Chic Young

He got the job. He drew a comic that lasted four months and was called Beautiful Babs. After he did that he served as an apprentice that lasted a year. After that he began to work on Dumb Dora. From that was born Blondie. She appeared in the comic strips on September 8, 1930.

It was a hard and fast rule that characters in comics shouldn't changed, However there are exceptions to that rule. Young was one of them.

Blondie got married to Bunbstead on April 15th, 1934. The fans loved it! The other change was when their son was born. Through the years it became accepted by the fans.

Chic's own 1st born son died of diphtheria in 1937. He and his wife took a year off in Europe. This caused a rumor that he would give up on Blondie. That wasn't true. Chic and his wife needed time to deal with their loss.

When he returned to the US he began working on Blondie again. Fans would send him tons of letters.

Chic Young drew Blondie until he died in 1973.

The Comic Blondie

Blondie Boopadoop appeared in comics September 6th, 1930. She was a flighty flapper gal who had a ton of guys after her. Why not? She was a foxy lady. Dagwood Bumstead was one of her many admirers.

He was the son of the richest man around and considered himself a playboy of sorts.Yet he really liked Blondie and chased after her much to the disapproval of the Bumstead family. How could their son want a girl far below his class?

They fell in love and got married, much to the disgust of the father. He didn't like this girl, whom he felt was after all his money.
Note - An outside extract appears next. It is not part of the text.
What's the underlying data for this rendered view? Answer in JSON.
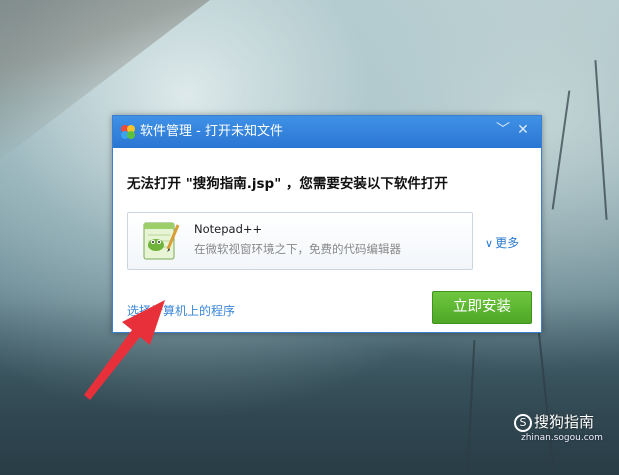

He disowned his son.

They settled down to raise a family, work, struggle with bills but through it all their love has kept them together.

Blondie has not only touched the heart of America but of the world. People everywhere can relate to the families struggles. Paying bills, working hard to make ends meat and the everyday struggle to live.
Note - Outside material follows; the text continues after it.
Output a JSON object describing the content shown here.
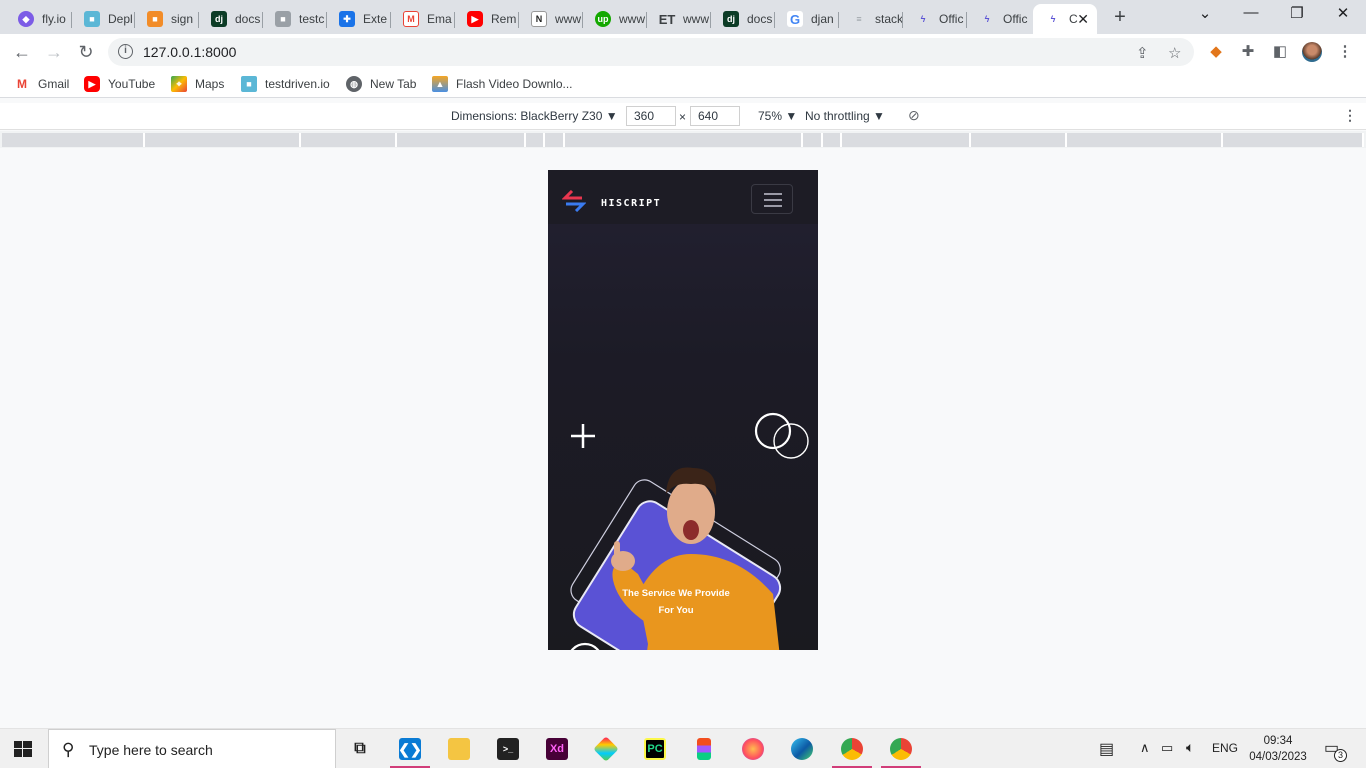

There are more than 2,000 comic strips print Blondie. 55 countries distribute this comic to their readers who can relate to the comic because it deals with everyday life in the family unit. Blondie is spoken in 35 languages as movies, TV shows, comic novels have been published all over the world.

After 80 years of Dagwood's goof-ball antics and Blondie's practical intelligence, the comic hasn't lost it's magic.

Handing Over the Torch - Dean Young

Dean Young was born in Flushing, New York. He loved to draw and be active like any boy.

In high school he was State Swimming Champion. When he entered collage he took art and was a cartoonist. He worked as an advertising accountant. When he was down on his luck he called home for some advice. His father asked him to come help him draw Blondie and he did. The year was 1963.

It came as a blow when his father died in 1973. He never thought he could walk in his footsteps. Papers began to drop Blondie thinking it was over. Before Chic died he gave advice to his son that he shouldn't worry, just do the comic strip. He did and they came back and more.

On Labor Day, 1991, Blondie opened her own catering business. This created a stir. Dean has changed some thing to computers, cell phones and more modern appliances while keeping the core of the comic. Bumstead's sandwiches, him racing out the door and whamming into the poor mailman, sleeping on the couch and many other little things that brings this alive.

Yes he's kept the magic alive so millions of people across the world can enjoy Blondie.

More by this Author


No comments yet.

    Sign in or sign up and post using a HubPages Network account.

    0 of 8192 characters used
    Post Comment

    No HTML is allowed in comments, but URLs will be hyperlinked. Comments are not for promoting your articles or other sites.


    Click to Rate This Article
    working